▶ [Materials provided]:
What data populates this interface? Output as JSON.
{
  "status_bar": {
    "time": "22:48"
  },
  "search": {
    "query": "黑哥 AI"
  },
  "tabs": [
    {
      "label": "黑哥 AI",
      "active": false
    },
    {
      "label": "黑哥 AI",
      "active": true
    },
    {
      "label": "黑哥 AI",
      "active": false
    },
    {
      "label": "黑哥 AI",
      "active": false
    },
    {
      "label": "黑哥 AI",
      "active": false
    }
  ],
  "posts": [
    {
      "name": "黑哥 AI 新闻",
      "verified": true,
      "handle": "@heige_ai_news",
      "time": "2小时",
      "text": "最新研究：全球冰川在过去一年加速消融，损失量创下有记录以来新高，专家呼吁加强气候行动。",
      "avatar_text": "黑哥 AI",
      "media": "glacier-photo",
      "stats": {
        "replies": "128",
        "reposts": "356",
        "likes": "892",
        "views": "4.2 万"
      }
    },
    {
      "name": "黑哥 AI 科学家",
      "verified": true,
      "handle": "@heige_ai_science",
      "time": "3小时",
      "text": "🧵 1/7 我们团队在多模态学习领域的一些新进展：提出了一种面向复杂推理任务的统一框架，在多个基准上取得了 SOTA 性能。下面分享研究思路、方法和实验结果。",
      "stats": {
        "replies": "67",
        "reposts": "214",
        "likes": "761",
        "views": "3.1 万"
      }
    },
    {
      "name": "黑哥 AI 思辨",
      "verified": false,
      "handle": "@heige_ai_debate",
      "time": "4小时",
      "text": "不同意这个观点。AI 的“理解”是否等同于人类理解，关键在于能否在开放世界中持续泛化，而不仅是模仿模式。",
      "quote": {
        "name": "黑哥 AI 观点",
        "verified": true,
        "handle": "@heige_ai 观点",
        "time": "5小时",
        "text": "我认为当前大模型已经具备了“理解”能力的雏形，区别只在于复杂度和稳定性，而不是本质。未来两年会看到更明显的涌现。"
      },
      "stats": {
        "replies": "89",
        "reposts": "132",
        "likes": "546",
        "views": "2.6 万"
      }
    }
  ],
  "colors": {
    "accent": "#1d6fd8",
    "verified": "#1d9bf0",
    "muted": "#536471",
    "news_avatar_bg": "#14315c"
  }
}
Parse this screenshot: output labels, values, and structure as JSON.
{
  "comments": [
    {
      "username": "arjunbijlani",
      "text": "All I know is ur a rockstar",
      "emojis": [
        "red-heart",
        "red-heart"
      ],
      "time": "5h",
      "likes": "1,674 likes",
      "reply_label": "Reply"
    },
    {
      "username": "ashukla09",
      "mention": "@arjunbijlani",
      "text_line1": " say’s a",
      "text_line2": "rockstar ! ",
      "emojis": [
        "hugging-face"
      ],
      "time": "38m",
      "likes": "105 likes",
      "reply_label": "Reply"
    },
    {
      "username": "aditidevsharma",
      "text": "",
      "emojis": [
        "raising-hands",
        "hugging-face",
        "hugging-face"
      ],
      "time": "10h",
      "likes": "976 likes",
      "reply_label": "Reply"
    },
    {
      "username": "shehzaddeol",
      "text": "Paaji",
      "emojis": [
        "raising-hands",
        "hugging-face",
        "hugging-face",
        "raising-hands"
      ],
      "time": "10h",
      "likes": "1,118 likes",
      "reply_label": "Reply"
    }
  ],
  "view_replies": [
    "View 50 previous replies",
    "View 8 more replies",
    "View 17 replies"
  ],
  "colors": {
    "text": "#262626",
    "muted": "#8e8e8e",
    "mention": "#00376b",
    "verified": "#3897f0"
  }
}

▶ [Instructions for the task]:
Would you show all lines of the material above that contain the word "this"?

▶ [Problem solution]:
What data populates this interface? Output as JSON.
Parse this screenshot: output labels, values, and structure as JSON.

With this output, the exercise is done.